SAO PAULO (Reuters) - Nico Rosberg won the Brazilian Formula One Grand Prix for the second year in a row on Sunday and denied Mercedes team mate Lewis Hamilton a first success in the homeland of his late hero Ayrton Senna.
Triple champion Hamilton, who has now failed in nine attempts to win in Brazil, finished 7.756 seconds behind for Mercedes’s 11th one-two in 18 races so far this season.
Ferrari’s Sebastian Vettel finished third for his 79th podium finish.
“Yeah guys, awesome,” whooped Rosberg after controlling the race from pole to chequered flag.
He and Hamilton had been separated by less than a second for 10 laps after the first pitstop but the gap then widened.
“It was a good challenge from Lewis but I was able to control the pace,” added the German, who refrained from too much exuberance on the podium out of respect for the victims of Friday’s Paris attacks.
“We saw Lewis dropping off a lot with degradation and that confirmed it was important to take care of the tyres.”
The victory in the season’s penultimate race was Rosberg’s fifth of the year, second in a row and 13th of his career, and secured the German second place in a championship already won by his British rival.
“I had good pace, it’s just you can’t overtake here,” said Hamilton, who started on the front row alongside Rosberg but could not find a way past his team mate into the opening corner despite trying hard.
“I just killed my tyres.
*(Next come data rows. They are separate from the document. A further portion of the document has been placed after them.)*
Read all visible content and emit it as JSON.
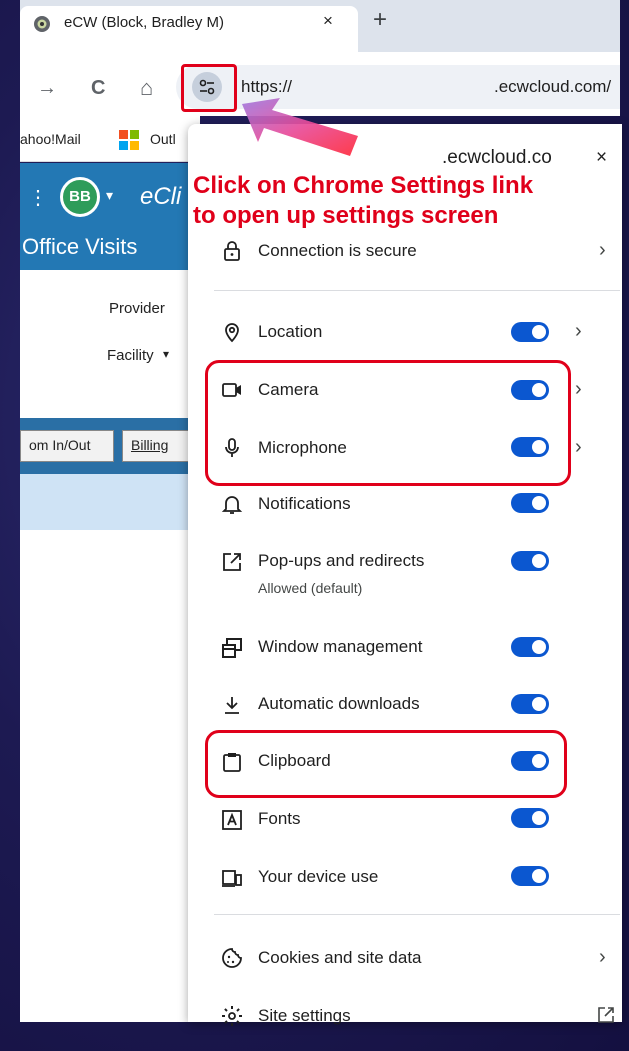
{
  "tab": {
    "title": "eCW (Block, Bradley M)",
    "close": "×",
    "new_tab": "+"
  },
  "toolbar": {
    "forward": "→",
    "reload": "C",
    "home": "⌂",
    "url_prefix": "https://",
    "url_domain": ".ecwcloud.com/"
  },
  "bookmarks": [
    {
      "label": "ahoo!Mail"
    },
    {
      "label": "Outl"
    }
  ],
  "ecw": {
    "avatar": "BB",
    "app_name": "eCli",
    "title": "Office Visits",
    "provider_label": "Provider",
    "facility_label": "Facility",
    "buttons": [
      "om In/Out",
      "Billing"
    ]
  },
  "popup": {
    "domain": ".ecwcloud.co",
    "close": "×",
    "connection": "Connection is secure",
    "rows": [
      {
        "label": "Location",
        "enabled": true,
        "chevron": true
      },
      {
        "label": "Camera",
        "enabled": true,
        "chevron": true
      },
      {
        "label": "Microphone",
        "enabled": true,
        "chevron": true
      },
      {
        "label": "Notifications",
        "enabled": true
      },
      {
        "label": "Pop-ups and redirects",
        "sublabel": "Allowed (default)",
        "enabled": true
      },
      {
        "label": "Window management",
        "enabled": true
      },
      {
        "label": "Automatic downloads",
        "enabled": true
      },
      {
        "label": "Clipboard",
        "enabled": true
      },
      {
        "label": "Fonts",
        "enabled": true
      },
      {
        "label": "Your device use",
        "enabled": true
      }
    ],
    "cookies": "Cookies and site data",
    "site_settings": "Site settings"
  },
  "annotation": {
    "line1": "Click on Chrome Settings link",
    "line2": "to open up settings screen"
  },
  "colors": {
    "accent": "#0b57d0",
    "annotation_red": "#e0001a",
    "ecw_blue": "#2378b4"
  }
}
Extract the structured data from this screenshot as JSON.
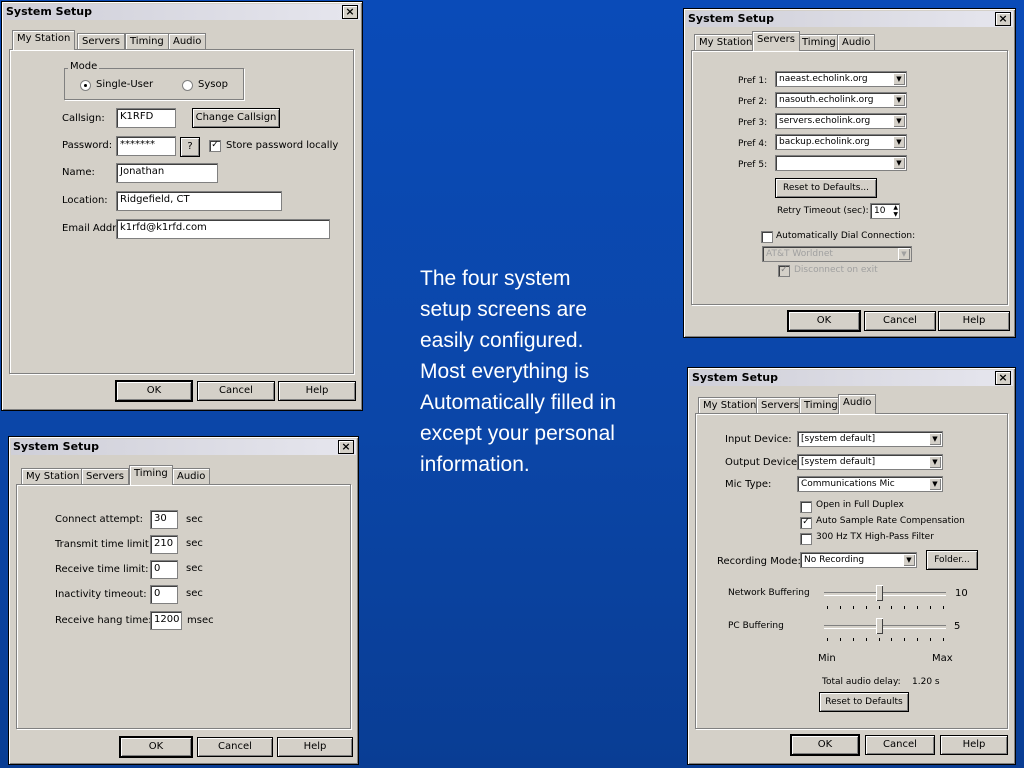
{
  "caption": "The four system setup screens are easily configured. Most everything is Automatically filled in except your personal information.",
  "dialogs": {
    "station": {
      "title": "System Setup",
      "tabs": [
        "My Station",
        "Servers",
        "Timing",
        "Audio"
      ],
      "active_tab": "My Station",
      "mode_label": "Mode",
      "radio_single": "Single-User",
      "radio_sysop": "Sysop",
      "selected_mode": "Single-User",
      "callsign_label": "Callsign:",
      "callsign_value": "K1RFD",
      "change_callsign": "Change Callsign",
      "password_label": "Password:",
      "password_value": "*******",
      "help_q": "?",
      "store_password": "Store password locally",
      "store_password_checked": true,
      "name_label": "Name:",
      "name_value": "Jonathan",
      "location_label": "Location:",
      "location_value": "Ridgefield, CT",
      "email_label": "Email Addr:",
      "email_value": "k1rfd@k1rfd.com",
      "ok": "OK",
      "cancel": "Cancel",
      "help": "Help"
    },
    "servers": {
      "title": "System Setup",
      "tabs": [
        "My Station",
        "Servers",
        "Timing",
        "Audio"
      ],
      "active_tab": "Servers",
      "pref1_label": "Pref 1:",
      "pref1": "naeast.echolink.org",
      "pref2_label": "Pref 2:",
      "pref2": "nasouth.echolink.org",
      "pref3_label": "Pref 3:",
      "pref3": "servers.echolink.org",
      "pref4_label": "Pref 4:",
      "pref4": "backup.echolink.org",
      "pref5_label": "Pref 5:",
      "pref5": "",
      "reset": "Reset to Defaults...",
      "retry_label": "Retry Timeout (sec):",
      "retry_value": "10",
      "auto_dial": "Automatically Dial Connection:",
      "auto_dial_checked": false,
      "dial_connection": "AT&T Worldnet",
      "disconnect": "Disconnect on exit",
      "disconnect_checked": true,
      "ok": "OK",
      "cancel": "Cancel",
      "help": "Help"
    },
    "timing": {
      "title": "System Setup",
      "tabs": [
        "My Station",
        "Servers",
        "Timing",
        "Audio"
      ],
      "active_tab": "Timing",
      "connect_label": "Connect attempt:",
      "connect_value": "30",
      "connect_unit": "sec",
      "transmit_label": "Transmit time limit:",
      "transmit_value": "210",
      "transmit_unit": "sec",
      "receive_label": "Receive time limit:",
      "receive_value": "0",
      "receive_unit": "sec",
      "inactivity_label": "Inactivity timeout:",
      "inactivity_value": "0",
      "inactivity_unit": "sec",
      "hang_label": "Receive hang time:",
      "hang_value": "1200",
      "hang_unit": "msec",
      "ok": "OK",
      "cancel": "Cancel",
      "help": "Help"
    },
    "audio": {
      "title": "System Setup",
      "tabs": [
        "My Station",
        "Servers",
        "Timing",
        "Audio"
      ],
      "active_tab": "Audio",
      "input_label": "Input Device:",
      "input_value": "[system default]",
      "output_label": "Output Device:",
      "output_value": "[system default]",
      "mic_label": "Mic Type:",
      "mic_value": "Communications Mic",
      "full_duplex": "Open in Full Duplex",
      "full_duplex_checked": false,
      "auto_rate": "Auto Sample Rate Compensation",
      "auto_rate_checked": true,
      "hipass": "300 Hz TX High-Pass Filter",
      "hipass_checked": false,
      "rec_label": "Recording Mode:",
      "rec_value": "No Recording",
      "folder": "Folder...",
      "net_label": "Network Buffering",
      "net_value": "10",
      "net_level": 0.45,
      "pc_label": "PC Buffering",
      "pc_value": "5",
      "pc_level": 0.45,
      "min": "Min",
      "max": "Max",
      "delay_label": "Total audio delay:",
      "delay_value": "1.20 s",
      "reset": "Reset to Defaults",
      "ok": "OK",
      "cancel": "Cancel",
      "help": "Help"
    }
  }
}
It’s such a great track but you can’t get close enough to race,” he added after his planned two stops turned into three.
The Briton, who clinched his third championship in Texas last month, has spoken much of his wish to emulate triple champion Senna — who took eight attempts to win his home race — but he will have to wait another year.
The harder he tried, the more he suffered from tire degradation even if he at least set the fastest lap as a consolation.
Ferrari’s Kimi Raikkonen finished fourth with compatriot Valtteri Bottas fifth for Williams and securing that team’s third place overall for the second year in a row.
Force India’s Nico Hulkenberg was sixth with Red Bull’s Russian Daniil Kvyat seventh.
Brazilian Felipe Massa, who took his last grand prix win at Interlagos in 2008, finished eighth for Williams but was then excluded by stewards for having an overheated rear tire before the start.
That lifted Frence’s Romain Grosjean up a place, with Max Verstappen ninth for Toro Rosso after some standout overtaking moves by the 18-year-old Dutch rookie in a race short on excitement.
Venezuelan Pastor Maldonado was 10th for Lotus, despite collecting a five second penalty for banging into Sauber’s Marcus Ericsson as he tried to pass on lap 32 of 71.
Verstappen’s team mate Carlos Sainz started from the pitlane after his car broke down on the way to the grid and he then retired on the opening lap.
McLaren had another miserable afternoon, with little to laugh about after Jenson Button and Fernando Alonso made a joking visit to the podium on Saturday, with the pair 14th and 15th respectively after Massa’s exclusion.
Writing by Alan Baldwin, editing by Justin Palmer